* _TO DO_
Search the listing below for the word "data" and return each line that contains it.

* _AVAILABLE RECORDS_
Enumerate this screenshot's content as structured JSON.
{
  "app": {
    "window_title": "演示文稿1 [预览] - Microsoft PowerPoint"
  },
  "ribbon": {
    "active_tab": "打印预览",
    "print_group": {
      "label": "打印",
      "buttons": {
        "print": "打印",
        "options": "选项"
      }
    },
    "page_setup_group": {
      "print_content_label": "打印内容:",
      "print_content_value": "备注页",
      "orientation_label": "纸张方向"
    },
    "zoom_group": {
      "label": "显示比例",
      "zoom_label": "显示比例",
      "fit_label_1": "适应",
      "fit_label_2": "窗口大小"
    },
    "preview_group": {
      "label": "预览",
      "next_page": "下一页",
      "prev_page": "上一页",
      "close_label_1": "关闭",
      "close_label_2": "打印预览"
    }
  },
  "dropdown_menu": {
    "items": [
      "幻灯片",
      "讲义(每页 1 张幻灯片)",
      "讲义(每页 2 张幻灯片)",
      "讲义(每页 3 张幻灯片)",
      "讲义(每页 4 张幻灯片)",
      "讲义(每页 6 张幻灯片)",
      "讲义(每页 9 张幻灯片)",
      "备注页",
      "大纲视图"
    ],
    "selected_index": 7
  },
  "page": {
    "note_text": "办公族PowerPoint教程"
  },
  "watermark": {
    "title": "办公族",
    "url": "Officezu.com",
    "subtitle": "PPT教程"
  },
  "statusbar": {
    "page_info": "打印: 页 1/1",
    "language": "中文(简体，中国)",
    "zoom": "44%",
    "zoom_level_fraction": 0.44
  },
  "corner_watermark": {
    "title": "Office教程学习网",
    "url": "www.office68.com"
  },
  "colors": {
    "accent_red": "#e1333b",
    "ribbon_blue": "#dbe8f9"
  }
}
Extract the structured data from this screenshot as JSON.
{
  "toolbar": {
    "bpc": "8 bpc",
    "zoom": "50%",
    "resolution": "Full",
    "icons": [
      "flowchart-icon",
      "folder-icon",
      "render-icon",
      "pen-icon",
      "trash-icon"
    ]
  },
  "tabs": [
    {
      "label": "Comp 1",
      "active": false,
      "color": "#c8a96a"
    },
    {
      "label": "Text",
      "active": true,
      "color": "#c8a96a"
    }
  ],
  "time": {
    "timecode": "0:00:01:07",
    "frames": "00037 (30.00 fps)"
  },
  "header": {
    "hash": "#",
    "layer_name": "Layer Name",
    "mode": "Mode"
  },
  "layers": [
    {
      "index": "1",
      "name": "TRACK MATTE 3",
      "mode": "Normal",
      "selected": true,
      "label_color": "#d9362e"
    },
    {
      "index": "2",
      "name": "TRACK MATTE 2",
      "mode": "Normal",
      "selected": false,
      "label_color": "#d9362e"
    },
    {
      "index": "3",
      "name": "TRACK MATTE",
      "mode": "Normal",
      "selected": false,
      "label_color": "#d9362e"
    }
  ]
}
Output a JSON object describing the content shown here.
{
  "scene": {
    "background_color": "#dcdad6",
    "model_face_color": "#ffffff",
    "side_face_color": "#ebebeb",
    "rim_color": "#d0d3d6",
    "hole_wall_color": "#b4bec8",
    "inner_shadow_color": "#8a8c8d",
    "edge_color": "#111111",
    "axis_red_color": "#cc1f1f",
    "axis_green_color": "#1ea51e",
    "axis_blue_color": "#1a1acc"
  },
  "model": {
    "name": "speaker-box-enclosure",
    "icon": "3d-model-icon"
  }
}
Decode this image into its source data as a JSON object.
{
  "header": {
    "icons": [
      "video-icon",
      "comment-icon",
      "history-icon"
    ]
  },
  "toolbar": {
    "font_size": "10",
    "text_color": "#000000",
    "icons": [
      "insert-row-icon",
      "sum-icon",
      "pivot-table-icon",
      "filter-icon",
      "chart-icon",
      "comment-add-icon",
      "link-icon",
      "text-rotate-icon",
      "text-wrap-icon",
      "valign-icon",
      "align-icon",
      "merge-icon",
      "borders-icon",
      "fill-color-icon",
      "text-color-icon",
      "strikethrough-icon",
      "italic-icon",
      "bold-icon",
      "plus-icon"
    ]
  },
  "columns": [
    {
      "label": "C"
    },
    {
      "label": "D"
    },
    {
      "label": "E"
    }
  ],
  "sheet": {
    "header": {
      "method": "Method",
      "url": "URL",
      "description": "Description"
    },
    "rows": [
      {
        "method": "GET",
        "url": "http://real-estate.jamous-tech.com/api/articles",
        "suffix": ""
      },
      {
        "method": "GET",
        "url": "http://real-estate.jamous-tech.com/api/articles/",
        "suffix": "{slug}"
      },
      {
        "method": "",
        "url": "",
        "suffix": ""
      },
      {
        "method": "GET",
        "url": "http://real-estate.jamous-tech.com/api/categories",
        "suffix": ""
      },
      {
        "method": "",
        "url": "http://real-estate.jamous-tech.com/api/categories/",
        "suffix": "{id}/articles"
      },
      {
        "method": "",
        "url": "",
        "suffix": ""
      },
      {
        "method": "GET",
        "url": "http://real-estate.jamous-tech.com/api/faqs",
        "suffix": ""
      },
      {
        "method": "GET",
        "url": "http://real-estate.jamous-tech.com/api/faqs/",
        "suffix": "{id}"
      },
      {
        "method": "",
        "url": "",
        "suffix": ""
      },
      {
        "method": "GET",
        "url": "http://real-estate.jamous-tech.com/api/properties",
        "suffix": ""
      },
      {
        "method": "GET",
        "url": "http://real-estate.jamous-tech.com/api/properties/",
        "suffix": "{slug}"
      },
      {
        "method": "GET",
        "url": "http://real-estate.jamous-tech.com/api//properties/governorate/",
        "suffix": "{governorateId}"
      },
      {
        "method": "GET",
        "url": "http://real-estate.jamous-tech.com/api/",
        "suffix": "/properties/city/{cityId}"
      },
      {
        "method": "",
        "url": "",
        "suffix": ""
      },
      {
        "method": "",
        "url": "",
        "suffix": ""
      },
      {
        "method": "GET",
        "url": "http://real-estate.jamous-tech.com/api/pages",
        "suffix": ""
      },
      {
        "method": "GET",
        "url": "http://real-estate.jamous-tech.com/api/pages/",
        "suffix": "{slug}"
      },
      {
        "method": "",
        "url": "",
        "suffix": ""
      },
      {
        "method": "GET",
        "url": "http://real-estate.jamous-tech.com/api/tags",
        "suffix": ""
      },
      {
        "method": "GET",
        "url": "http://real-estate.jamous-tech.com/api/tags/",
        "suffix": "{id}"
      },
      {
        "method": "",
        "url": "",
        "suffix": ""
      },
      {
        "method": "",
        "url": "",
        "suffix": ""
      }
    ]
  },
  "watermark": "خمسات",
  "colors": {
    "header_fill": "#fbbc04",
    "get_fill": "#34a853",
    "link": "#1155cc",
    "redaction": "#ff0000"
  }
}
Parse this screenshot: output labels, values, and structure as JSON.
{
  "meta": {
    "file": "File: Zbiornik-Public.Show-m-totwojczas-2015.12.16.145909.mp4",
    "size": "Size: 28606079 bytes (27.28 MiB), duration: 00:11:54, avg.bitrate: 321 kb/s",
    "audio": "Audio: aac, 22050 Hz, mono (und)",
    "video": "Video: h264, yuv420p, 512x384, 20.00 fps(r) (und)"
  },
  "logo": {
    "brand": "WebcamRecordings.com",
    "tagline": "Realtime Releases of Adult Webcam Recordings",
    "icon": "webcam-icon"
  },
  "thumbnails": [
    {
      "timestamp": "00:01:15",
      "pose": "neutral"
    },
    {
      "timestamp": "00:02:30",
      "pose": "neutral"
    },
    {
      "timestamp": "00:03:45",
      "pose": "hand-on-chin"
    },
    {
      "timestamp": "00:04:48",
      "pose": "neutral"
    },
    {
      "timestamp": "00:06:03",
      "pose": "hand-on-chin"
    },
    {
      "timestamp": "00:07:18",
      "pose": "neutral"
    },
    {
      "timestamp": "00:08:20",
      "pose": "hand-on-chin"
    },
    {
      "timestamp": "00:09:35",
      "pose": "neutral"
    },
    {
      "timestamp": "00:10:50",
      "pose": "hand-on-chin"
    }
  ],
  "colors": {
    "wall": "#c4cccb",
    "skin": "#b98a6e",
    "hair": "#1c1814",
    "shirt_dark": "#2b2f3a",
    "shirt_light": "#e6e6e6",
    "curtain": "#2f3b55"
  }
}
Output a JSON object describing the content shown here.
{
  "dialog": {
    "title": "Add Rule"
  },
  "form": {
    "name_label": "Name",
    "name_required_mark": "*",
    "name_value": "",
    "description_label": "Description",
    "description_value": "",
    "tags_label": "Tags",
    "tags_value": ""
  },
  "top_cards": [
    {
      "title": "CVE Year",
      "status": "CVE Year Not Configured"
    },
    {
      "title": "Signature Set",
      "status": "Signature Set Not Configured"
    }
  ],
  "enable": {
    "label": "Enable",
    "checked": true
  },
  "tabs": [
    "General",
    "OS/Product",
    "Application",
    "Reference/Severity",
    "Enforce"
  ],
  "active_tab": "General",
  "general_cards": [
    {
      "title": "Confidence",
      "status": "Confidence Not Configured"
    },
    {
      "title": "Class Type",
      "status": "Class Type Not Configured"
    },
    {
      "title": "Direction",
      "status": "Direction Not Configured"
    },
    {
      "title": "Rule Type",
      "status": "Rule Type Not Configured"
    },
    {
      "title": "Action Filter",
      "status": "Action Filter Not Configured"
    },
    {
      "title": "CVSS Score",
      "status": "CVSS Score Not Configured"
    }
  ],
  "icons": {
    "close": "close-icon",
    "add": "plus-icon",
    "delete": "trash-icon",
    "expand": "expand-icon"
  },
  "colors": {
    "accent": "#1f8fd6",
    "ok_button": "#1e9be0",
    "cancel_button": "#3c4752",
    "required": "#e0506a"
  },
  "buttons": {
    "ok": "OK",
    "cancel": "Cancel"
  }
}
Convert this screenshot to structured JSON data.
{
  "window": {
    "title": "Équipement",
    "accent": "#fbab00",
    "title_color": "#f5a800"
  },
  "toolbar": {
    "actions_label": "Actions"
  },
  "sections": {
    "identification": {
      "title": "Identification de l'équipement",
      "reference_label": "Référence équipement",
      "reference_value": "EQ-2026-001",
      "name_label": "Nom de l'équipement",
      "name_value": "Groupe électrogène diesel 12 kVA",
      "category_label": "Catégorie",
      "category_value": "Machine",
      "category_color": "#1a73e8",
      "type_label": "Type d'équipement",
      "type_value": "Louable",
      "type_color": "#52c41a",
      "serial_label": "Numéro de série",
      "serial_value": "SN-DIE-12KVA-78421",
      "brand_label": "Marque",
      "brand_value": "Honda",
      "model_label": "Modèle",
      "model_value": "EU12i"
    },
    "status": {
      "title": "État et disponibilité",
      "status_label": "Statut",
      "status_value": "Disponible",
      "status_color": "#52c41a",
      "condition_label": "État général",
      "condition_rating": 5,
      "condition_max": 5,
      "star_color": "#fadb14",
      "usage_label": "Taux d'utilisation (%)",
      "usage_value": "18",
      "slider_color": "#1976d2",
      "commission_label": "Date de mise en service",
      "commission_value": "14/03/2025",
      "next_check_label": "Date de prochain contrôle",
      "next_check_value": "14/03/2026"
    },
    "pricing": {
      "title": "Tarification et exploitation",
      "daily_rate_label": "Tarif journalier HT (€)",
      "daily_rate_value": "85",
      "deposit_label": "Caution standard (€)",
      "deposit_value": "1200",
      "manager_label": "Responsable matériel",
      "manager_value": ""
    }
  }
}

* _RESULT_
Extract the structured data from this screenshot as JSON.
Decode this image into its source data as a JSON object.
Convert this screenshot to structured JSON data.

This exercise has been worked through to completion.